» **App and web page records**:
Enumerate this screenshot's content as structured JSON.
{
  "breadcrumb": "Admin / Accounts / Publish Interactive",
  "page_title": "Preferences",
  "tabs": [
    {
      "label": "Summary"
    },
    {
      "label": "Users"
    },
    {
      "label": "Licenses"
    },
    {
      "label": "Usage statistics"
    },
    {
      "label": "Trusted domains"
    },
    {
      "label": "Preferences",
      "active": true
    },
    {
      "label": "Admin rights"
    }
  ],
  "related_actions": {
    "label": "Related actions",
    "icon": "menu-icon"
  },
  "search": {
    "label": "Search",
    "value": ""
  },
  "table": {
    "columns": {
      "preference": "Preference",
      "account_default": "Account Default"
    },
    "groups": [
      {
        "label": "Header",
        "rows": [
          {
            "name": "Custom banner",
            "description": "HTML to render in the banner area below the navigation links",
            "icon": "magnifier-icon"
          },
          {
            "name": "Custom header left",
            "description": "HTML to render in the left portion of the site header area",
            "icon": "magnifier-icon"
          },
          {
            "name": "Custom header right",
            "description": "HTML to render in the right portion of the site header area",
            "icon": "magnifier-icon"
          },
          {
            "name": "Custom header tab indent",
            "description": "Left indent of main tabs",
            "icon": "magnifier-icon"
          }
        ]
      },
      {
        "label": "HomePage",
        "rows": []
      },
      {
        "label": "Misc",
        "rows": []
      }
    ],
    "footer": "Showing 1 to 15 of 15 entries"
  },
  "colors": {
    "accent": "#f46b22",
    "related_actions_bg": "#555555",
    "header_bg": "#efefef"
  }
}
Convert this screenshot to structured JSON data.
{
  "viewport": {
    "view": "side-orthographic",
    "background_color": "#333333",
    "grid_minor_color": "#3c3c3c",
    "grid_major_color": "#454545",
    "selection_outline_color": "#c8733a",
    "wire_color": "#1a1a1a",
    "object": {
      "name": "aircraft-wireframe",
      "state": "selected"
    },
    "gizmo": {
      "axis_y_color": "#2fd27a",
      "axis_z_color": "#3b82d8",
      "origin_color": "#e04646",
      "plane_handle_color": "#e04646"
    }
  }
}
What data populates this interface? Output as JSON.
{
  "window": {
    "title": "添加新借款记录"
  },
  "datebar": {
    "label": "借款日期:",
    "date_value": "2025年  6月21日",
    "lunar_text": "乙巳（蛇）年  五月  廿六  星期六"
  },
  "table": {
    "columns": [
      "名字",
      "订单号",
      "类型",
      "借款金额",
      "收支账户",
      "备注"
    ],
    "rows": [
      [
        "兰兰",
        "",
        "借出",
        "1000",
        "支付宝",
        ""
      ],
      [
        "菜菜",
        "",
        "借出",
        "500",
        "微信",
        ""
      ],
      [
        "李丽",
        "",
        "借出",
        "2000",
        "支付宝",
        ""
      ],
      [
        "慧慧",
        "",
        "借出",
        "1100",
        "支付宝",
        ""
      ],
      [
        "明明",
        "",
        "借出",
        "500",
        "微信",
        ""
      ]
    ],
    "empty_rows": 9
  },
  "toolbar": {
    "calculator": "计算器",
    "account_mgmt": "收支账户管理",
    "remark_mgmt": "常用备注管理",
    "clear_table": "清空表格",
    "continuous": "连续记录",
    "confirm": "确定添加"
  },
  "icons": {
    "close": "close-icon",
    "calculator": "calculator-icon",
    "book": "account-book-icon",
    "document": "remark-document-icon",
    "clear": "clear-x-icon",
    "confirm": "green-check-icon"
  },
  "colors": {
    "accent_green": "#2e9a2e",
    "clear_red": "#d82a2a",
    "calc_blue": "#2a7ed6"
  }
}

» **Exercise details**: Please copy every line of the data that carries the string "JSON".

» **Solved exercise**:
Enumerate this screenshot's content as structured JSON.
Convert this screenshot to structured JSON data.
What data populates this interface? Output as JSON.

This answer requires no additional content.